To do – All lines holding the string "JSON" should be copied from the data below.

--------------------------------------------------

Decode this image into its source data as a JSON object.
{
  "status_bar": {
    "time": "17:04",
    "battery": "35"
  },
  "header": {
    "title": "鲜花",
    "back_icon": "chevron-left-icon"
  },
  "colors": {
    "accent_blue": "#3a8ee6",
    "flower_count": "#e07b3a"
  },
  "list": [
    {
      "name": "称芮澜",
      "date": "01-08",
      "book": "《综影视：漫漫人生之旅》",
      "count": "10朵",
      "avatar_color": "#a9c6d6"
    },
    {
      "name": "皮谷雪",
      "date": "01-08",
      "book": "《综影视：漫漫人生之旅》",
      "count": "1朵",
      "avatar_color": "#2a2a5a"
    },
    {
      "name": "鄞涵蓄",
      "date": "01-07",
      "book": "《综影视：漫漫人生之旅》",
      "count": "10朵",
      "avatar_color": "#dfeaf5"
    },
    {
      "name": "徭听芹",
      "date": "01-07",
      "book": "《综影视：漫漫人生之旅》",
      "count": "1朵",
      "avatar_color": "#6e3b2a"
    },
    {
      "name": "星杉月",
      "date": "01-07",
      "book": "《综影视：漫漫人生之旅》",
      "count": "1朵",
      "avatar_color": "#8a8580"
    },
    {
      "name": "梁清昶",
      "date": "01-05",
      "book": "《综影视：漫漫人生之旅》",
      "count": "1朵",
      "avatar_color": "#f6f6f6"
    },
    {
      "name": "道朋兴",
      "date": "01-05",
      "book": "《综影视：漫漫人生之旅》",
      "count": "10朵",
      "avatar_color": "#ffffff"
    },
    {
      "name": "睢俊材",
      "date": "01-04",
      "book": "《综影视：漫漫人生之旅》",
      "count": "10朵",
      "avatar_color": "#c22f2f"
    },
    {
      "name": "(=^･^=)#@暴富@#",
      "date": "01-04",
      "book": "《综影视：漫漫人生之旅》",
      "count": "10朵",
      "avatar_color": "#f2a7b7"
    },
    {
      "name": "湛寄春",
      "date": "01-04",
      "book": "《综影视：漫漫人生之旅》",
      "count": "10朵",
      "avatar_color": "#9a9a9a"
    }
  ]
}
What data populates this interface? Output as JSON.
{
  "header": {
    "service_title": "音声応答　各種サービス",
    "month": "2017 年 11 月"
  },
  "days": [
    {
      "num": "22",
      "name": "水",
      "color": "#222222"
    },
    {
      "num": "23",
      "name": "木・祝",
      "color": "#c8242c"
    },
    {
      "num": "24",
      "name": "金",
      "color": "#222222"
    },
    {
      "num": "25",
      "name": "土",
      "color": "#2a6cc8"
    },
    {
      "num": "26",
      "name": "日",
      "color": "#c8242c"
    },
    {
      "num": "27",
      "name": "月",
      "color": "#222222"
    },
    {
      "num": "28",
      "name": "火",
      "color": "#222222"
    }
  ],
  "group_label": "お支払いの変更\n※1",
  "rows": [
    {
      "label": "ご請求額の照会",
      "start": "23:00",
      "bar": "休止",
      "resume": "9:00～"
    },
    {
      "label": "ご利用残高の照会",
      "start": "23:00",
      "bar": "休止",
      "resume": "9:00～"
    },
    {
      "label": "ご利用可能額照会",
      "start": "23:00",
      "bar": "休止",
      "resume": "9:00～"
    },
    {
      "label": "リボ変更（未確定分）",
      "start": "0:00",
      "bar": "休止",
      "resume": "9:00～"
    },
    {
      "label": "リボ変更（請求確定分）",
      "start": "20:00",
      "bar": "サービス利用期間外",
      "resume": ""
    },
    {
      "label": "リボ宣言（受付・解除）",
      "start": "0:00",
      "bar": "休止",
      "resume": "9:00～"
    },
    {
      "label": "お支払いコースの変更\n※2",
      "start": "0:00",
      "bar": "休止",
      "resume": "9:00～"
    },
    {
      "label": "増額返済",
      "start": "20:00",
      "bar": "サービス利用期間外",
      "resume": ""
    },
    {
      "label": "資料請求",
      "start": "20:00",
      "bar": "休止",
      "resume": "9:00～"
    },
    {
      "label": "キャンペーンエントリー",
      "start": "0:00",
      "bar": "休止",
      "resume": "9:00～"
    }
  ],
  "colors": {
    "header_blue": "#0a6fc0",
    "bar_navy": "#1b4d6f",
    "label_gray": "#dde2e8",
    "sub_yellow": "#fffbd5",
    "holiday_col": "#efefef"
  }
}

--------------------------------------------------

Exercise answer –
Decode this image into its source data as a JSON object.
What data populates this interface? Output as JSON.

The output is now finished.